  • Daniel Griswold, Senior Research Fellow and Co-Director of the Program on the American Economy and Globalization, Mercatus Center;
  • J. Bradford Jensen, Senior Policy Scholar, Georgetown Center for Business and Public Policy and McCrane/Shaker Chair in International Business, McDonough School of Business;
  • Doug Palmer, Senior Trade Reporter, Politico.

Panelists responded to the following prompts from Vastine:

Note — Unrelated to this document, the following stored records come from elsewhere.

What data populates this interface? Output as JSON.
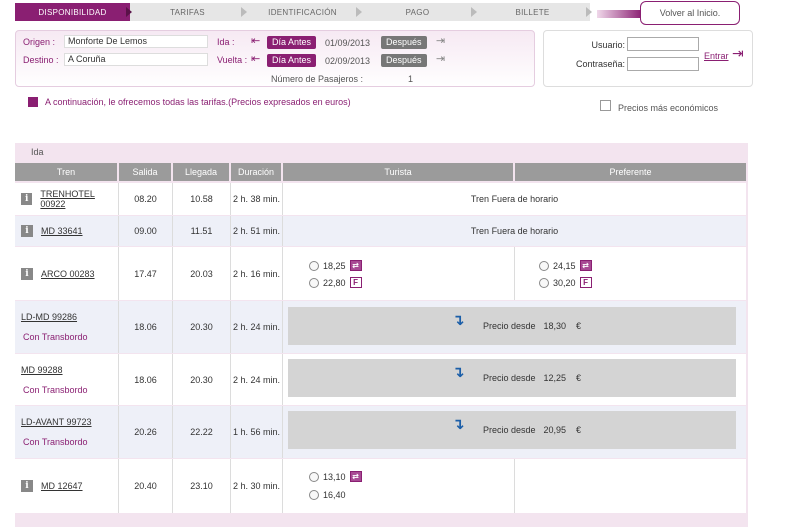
{
  "steps": [
    {
      "label": "DISPONIBILIDAD"
    },
    {
      "label": "TARIFAS"
    },
    {
      "label": "IDENTIFICACIÓN"
    },
    {
      "label": "PAGO"
    },
    {
      "label": "BILLETE"
    }
  ],
  "back_button": "Volver al Inicio.",
  "search": {
    "origin_label": "Origen :",
    "origin_value": "Monforte De Lemos",
    "dest_label": "Destino :",
    "dest_value": "A Coruña",
    "ida_label": "Ida :",
    "vuelta_label": "Vuelta :",
    "prev_label": "Día Antes",
    "next_label": "Después",
    "ida_date": "01/09/2013",
    "vuelta_date": "02/09/2013",
    "passengers_label": "Número de Pasajeros :",
    "passengers_value": "1"
  },
  "login": {
    "user_label": "Usuario:",
    "pass_label": "Contraseña:",
    "enter_label": "Entrar"
  },
  "info_text": "A continuación, le ofrecemos todas las tarifas.(Precios expresados en euros)",
  "cheapest_label": "Precios más económicos",
  "results": {
    "section_label": "Ida",
    "headers": {
      "tren": "Tren",
      "salida": "Salida",
      "llegada": "Llegada",
      "duracion": "Duración",
      "turista": "Turista",
      "preferente": "Preferente"
    },
    "out_of_hours": "Tren Fuera de horario",
    "price_from": "Precio desde",
    "currency": "€",
    "transbordo": "Con Transbordo",
    "rows": [
      {
        "train": "TRENHOTEL 00922",
        "salida": "08.20",
        "llegada": "10.58",
        "duracion": "2 h. 38 min."
      },
      {
        "train": "MD 33641",
        "salida": "09.00",
        "llegada": "11.51",
        "duracion": "2 h. 51 min."
      },
      {
        "train": "ARCO 00283",
        "salida": "17.47",
        "llegada": "20.03",
        "duracion": "2 h. 16 min.",
        "turista": [
          {
            "price": "18,25",
            "badge": "⇄"
          },
          {
            "price": "22,80",
            "badge": "F"
          }
        ],
        "preferente": [
          {
            "price": "24,15",
            "badge": "⇄"
          },
          {
            "price": "30,20",
            "badge": "F"
          }
        ]
      },
      {
        "train": "LD-MD 99286",
        "salida": "18.06",
        "llegada": "20.30",
        "duracion": "2 h. 24 min.",
        "price": "18,30"
      },
      {
        "train": "MD 99288",
        "salida": "18.06",
        "llegada": "20.30",
        "duracion": "2 h. 24 min.",
        "price": "12,25"
      },
      {
        "train": "LD-AVANT 99723",
        "salida": "20.26",
        "llegada": "22.22",
        "duracion": "1 h. 56 min.",
        "price": "20,95"
      },
      {
        "train": "MD 12647",
        "salida": "20.40",
        "llegada": "23.10",
        "duracion": "2 h. 30 min.",
        "turista": [
          {
            "price": "13,10",
            "badge": "⇄"
          },
          {
            "price": "16,40"
          }
        ]
      }
    ]
  },
  "colors": {
    "brand": "#8a1f72",
    "header_grey": "#9b9b9b",
    "price_box": "#d4d4d4",
    "arrow_blue": "#1b5ea8"
  }
}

  • What is the factual basis of this discussion? What is the importance of trade to the U.S. economy and to the global economy? How important is trade to our wellbeing? What portion of unemployment is actually due to trade competition? Why is the public perception of trade that it is harmful? Why can’t we communicate better the facts? (4:31)
     
  • Adam Posen, president of the Peterson Institute for International Economics, commented, “The amount of dislocation for individuals in an advanced economy like the U.S. caused by this kind of trade agreement is significant for those individuals and their communities but limited in scale. . . All other trading democracies have done better by their workers on this score.” (11:25)
     
  • We’ve heard about the effects of trade on employment and the role of technology, is globalization as “evil” a word and should globalization be blamed for the technological shifts that we’ve encountered? Aren’t those who are so concerned about trade also concerned about damping globalization? (17:50)
     
  • Why isn’t the message getting through? There are a lot of people who think that it’s a good thing that we have globalization and technology and that job changes are constructive. But, overwhelmingly it seems, people don’t buy it. (19:19)
     
  • Turning the discussion to trade agreements, the centerpiece of which is clearly and obviously the Trans-Pascific Partnership (TPP). Comment on its prospects. What are the implications for the U.S. if the agreement doesn’t go forward? How would Asia react? Will our partners go ahead without us? What is the impact if the U.S. does not go forward on other negotiations underway (e.g., TTIP, TiSA, China BIT). (26:00)
     
  • NPR’s Mara Liasson stated, “There is no question that the U.S. is moving toward protectionism away from free trade.” Is there a silver lining? (37:40)
     


This seminar is part of the Georgetown Center for Business and Public Policy's Georgetown on the Hill series at which we convene policymakers, academics, and industry experts to discuss important economic policy issues of the day.